Source records

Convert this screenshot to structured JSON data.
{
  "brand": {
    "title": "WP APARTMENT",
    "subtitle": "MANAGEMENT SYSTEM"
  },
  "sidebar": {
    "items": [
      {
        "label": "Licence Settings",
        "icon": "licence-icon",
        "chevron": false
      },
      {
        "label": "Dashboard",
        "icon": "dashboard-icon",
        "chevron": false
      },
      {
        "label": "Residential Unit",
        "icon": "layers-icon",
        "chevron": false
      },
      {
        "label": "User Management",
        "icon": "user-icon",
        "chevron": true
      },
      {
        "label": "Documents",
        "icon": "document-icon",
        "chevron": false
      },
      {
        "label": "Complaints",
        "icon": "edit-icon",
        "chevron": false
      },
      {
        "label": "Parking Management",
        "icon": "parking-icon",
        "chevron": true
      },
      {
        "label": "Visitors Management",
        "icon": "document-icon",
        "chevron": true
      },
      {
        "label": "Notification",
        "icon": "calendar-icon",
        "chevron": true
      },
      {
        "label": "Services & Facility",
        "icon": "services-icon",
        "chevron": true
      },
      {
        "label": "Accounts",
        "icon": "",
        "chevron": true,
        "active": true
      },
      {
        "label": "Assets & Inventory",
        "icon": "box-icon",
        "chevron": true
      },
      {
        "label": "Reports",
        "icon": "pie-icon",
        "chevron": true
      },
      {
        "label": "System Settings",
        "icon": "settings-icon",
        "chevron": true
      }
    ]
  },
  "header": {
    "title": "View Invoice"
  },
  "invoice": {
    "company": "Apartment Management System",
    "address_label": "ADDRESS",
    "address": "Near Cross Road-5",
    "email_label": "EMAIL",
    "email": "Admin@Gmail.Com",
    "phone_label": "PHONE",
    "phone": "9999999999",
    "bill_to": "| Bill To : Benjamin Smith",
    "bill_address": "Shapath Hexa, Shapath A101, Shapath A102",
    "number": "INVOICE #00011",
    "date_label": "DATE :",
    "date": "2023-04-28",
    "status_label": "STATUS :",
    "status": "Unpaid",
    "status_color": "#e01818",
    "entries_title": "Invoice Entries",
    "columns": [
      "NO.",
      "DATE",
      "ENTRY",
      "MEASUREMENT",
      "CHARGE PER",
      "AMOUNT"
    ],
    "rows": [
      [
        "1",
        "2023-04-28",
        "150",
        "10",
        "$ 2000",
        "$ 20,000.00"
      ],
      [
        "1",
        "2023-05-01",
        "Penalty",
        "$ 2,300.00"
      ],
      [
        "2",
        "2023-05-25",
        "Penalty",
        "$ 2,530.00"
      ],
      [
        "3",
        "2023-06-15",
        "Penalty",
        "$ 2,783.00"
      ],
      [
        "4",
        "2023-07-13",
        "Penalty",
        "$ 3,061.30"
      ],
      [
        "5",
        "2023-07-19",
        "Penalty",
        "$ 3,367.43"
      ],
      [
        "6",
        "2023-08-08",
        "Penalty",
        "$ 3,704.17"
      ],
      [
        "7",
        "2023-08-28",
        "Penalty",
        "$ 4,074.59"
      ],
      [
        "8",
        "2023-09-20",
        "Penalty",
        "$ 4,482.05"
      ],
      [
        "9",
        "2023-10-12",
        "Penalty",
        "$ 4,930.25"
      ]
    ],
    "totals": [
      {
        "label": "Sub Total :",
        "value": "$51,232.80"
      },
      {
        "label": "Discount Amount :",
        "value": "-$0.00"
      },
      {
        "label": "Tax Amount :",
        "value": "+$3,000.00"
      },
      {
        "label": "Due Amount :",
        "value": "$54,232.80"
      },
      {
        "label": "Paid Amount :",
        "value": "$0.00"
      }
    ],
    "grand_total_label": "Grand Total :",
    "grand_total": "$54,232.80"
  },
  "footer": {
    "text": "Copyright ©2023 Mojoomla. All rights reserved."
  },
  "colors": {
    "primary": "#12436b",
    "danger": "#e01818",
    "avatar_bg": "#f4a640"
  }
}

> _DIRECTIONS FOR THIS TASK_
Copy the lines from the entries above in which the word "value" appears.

> _WRITTEN RESPONSE_
        "value": "$51,232.80"
        "value": "-$0.00"
        "value": "+$3,000.00"
        "value": "$54,232.80"
        "value": "$0.00"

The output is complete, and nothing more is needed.